##### TASK MATERIAL #####
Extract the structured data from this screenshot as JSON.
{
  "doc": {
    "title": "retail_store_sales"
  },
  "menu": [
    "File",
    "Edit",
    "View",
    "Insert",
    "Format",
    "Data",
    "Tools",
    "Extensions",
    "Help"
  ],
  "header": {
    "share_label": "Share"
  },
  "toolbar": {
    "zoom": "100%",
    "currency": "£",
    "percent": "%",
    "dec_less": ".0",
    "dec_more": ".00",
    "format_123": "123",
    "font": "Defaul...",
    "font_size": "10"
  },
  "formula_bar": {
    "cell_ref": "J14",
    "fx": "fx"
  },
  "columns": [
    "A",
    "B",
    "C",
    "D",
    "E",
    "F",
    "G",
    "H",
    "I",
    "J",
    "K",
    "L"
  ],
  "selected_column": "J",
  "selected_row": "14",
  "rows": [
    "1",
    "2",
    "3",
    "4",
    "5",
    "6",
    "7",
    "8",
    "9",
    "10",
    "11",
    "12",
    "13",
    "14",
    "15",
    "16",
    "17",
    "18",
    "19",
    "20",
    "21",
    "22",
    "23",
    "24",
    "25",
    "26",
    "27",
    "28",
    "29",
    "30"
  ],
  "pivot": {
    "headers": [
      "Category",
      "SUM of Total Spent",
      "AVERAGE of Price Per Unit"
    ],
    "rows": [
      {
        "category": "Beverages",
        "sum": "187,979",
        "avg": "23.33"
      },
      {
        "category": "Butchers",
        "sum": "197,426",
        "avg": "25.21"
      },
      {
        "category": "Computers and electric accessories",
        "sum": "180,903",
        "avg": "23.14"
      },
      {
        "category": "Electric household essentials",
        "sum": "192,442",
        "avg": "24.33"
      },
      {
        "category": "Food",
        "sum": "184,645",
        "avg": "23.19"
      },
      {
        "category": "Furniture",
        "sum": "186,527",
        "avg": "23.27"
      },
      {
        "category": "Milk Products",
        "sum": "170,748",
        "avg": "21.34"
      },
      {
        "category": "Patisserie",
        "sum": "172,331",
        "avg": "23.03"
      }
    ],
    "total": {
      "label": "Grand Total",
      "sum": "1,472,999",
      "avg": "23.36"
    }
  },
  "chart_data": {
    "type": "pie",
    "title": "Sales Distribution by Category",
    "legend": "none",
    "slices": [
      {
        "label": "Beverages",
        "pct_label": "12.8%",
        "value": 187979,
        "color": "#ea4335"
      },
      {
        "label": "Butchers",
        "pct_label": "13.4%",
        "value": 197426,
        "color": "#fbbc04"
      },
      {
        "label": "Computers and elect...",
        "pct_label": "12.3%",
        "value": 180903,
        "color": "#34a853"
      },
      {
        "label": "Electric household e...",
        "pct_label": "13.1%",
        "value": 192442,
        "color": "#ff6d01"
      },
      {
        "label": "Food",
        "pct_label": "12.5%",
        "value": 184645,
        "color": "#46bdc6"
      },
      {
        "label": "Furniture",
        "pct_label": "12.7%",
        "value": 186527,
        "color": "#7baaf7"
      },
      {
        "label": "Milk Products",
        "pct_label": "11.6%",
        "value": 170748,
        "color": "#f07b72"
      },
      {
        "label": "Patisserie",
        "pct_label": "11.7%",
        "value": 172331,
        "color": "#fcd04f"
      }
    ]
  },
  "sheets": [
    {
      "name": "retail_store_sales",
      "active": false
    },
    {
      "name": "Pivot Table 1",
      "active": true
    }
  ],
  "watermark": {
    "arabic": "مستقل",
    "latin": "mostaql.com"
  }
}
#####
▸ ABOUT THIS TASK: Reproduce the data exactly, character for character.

▸ SOLVED EXERCISE:
Extract the structured data from this screenshot as JSON.
{
  "doc": {
    "title": "retail_store_sales"
  },
  "menu": [
    "File",
    "Edit",
    "View",
    "Insert",
    "Format",
    "Data",
    "Tools",
    "Extensions",
    "Help"
  ],
  "header": {
    "share_label": "Share"
  },
  "toolbar": {
    "zoom": "100%",
    "currency": "£",
    "percent": "%",
    "dec_less": ".0",
    "dec_more": ".00",
    "format_123": "123",
    "font": "Defaul...",
    "font_size": "10"
  },
  "formula_bar": {
    "cell_ref": "J14",
    "fx": "fx"
  },
  "columns": [
    "A",
    "B",
    "C",
    "D",
    "E",
    "F",
    "G",
    "H",
    "I",
    "J",
    "K",
    "L"
  ],
  "selected_column": "J",
  "selected_row": "14",
  "rows": [
    "1",
    "2",
    "3",
    "4",
    "5",
    "6",
    "7",
    "8",
    "9",
    "10",
    "11",
    "12",
    "13",
    "14",
    "15",
    "16",
    "17",
    "18",
    "19",
    "20",
    "21",
    "22",
    "23",
    "24",
    "25",
    "26",
    "27",
    "28",
    "29",
    "30"
  ],
  "pivot": {
    "headers": [
      "Category",
      "SUM of Total Spent",
      "AVERAGE of Price Per Unit"
    ],
    "rows": [
      {
        "category": "Beverages",
        "sum": "187,979",
        "avg": "23.33"
      },
      {
        "category": "Butchers",
        "sum": "197,426",
        "avg": "25.21"
      },
      {
        "category": "Computers and electric accessories",
        "sum": "180,903",
        "avg": "23.14"
      },
      {
        "category": "Electric household essentials",
        "sum": "192,442",
        "avg": "24.33"
      },
      {
        "category": "Food",
        "sum": "184,645",
        "avg": "23.19"
      },
      {
        "category": "Furniture",
        "sum": "186,527",
        "avg": "23.27"
      },
      {
        "category": "Milk Products",
        "sum": "170,748",
        "avg": "21.34"
      },
      {
        "category": "Patisserie",
        "sum": "172,331",
        "avg": "23.03"
      }
    ],
    "total": {
      "label": "Grand Total",
      "sum": "1,472,999",
      "avg": "23.36"
    }
  },
  "chart_data": {
    "type": "pie",
    "title": "Sales Distribution by Category",
    "legend": "none",
    "slices": [
      {
        "label": "Beverages",
        "pct_label": "12.8%",
        "value": 187979,
        "color": "#ea4335"
      },
      {
        "label": "Butchers",
        "pct_label": "13.4%",
        "value": 197426,
        "color": "#fbbc04"
      },
      {
        "label": "Computers and elect...",
        "pct_label": "12.3%",
        "value": 180903,
        "color": "#34a853"
      },
      {
        "label": "Electric household e...",
        "pct_label": "13.1%",
        "value": 192442,
        "color": "#ff6d01"
      },
      {
        "label": "Food",
        "pct_label": "12.5%",
        "value": 184645,
        "color": "#46bdc6"
      },
      {
        "label": "Furniture",
        "pct_label": "12.7%",
        "value": 186527,
        "color": "#7baaf7"
      },
      {
        "label": "Milk Products",
        "pct_label": "11.6%",
        "value": 170748,
        "color": "#f07b72"
      },
      {
        "label": "Patisserie",
        "pct_label": "11.7%",
        "value": 172331,
        "color": "#fcd04f"
      }
    ]
  },
  "sheets": [
    {
      "name": "retail_store_sales",
      "active": false
    },
    {
      "name": "Pivot Table 1",
      "active": true
    }
  ],
  "watermark": {
    "arabic": "مستقل",
    "latin": "mostaql.com"
  }
}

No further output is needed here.